Doha is home to and protects another equally famous “patron of terror”. His name is Abderrahman al-Nuaimy. UN investigations have established that since 2005 he has collected more than $2 million per month on behalf of al-Qaeda in Mesopotamia, in other words for the Zarqawi organisation, ISIS’ ancestor. In 2013, the American Treasury classified him as a “specially targeted terrorist”. His name was then included on the American, European and United Nations blacklists. As with Khalifa al-Subaiy, al-Nuaimy’s assets are supposed to be frozen. But this does not prevent him from continuing to finance Osbat al-Ansar in Lebanon, the Shebbabs in Somalia and the al-Nusra front in Syria.
Al-Nuaimy’s generosity does not spare the European continent. Through the Eid Charity association, of which he is co-founder, he finances, in Great Britain, Human Appeal International, an association linked to the Muslim Brotherhood, affiliated to the Union of Good organisation, founded and chaired by Sheikh Youssef al-Qaradawi, registered by the American Treasury on the black list of organisations financing terrorism, since 2008.

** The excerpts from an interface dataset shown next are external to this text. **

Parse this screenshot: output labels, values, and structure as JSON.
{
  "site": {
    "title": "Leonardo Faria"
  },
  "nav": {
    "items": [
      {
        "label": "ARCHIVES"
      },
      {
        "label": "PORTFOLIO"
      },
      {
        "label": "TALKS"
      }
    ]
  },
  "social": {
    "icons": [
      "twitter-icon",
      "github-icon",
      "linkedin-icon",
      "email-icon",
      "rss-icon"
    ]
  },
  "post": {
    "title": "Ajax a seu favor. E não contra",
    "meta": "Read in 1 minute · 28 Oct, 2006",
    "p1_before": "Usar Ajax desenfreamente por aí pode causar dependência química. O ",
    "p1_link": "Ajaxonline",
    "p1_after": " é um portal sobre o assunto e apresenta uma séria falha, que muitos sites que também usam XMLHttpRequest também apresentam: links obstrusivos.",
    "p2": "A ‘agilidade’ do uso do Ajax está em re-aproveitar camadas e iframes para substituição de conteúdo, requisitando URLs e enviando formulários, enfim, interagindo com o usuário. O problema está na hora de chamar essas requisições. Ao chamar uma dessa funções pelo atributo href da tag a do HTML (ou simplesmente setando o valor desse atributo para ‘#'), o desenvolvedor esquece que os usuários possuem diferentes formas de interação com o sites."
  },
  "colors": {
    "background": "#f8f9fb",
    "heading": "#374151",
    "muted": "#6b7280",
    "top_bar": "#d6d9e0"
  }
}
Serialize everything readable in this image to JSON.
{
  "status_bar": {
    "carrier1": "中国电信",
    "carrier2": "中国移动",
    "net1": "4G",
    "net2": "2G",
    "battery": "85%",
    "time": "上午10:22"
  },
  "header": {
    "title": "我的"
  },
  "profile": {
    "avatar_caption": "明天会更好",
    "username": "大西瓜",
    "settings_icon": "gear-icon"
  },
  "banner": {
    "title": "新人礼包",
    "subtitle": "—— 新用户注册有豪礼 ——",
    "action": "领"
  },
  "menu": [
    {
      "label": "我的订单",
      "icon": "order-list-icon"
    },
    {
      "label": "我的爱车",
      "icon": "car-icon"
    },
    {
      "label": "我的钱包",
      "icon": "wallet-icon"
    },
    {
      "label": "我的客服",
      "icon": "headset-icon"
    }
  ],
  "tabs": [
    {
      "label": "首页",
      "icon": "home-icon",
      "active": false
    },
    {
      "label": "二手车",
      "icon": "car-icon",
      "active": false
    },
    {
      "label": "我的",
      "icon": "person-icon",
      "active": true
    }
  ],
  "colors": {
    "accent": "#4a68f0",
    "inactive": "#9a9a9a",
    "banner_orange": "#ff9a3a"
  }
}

And through its al-Karama foundation, al-Nuaimy is accused of providing funding to many associations linked to the Muslim Brotherhood and terrorist groups, including Palestinian Hamas, through two controversial characters based in Switzerland: the Qatari Khalifa bin Mohammed al-Rabban, patron of the Swiss branch of al-Karama, and the Algerian Ahcene Kerkadi, member of al-Karama and former executive of the Algerian Islamic Salvation Front (FIS).
Eight other Qatari dignitaries and businessmen have been pinned down by Western or UN investigation reports.
For example, Salem Hassan Kuwari and Abdullah Ghanim Khawar were pinned by the US Treasury for “providing several hundred thousand dollars to al-Qaeda for its operations, as well as for the release of al-Qaeda detainees in Iran and elsewhere”. A third Qatari citizen, Ibrahim Issa al-Bakr, was also blacklisted by the US Treasury for raising funds for al-Qaeda and the Taliban. He also reportedly provided logistical support to the al-Nusra Fund in Syria.
In 2012, former Qatari Olympic Committee member Abdulaziz bin Khalifa al-Attiyah was arrested in Lebanon for providing funding to activists linked to al-Qaeda in Syria.
In 2014, two brothers of Qatari nationality, Abd al-Malik and Ashraf Mohammed Yusuf Abd al-Salam, were put on the American blacklists for their financial support to the al-Nusra front in Syria. They are the sons of Mohammed Yusuf Abd al-Salam, aka Abdulaziz al-Qatari, the founder of the Jihadist group Jund al-Aqsa in Syria.
Ashraf Mohammed Yusuf Abd al-Salam is also accused by the Americans of providing funding and technological equipment for al-Qaeda in Mesopotamia (Zarqawi organisation) in 2005. For its part, the UN accuses him of sending funding to al-Qaeda leaders in Pakistan via “facilitators” based in Iran. His brother Abd al-Malik is also accused of making remittances on behalf of Muhsin al-Fadhli, known as a “facilitator” working for al-Qaeda in Iran.
And in 2015, under pressure from the United States, Doha froze the assets of Saad al-Ka’bi and Abdelatif al-Kawari, considered by Washington to be major terrorist financiers, and imposed a ban on them to leave the country.
Article first published on Global Watch Analysis.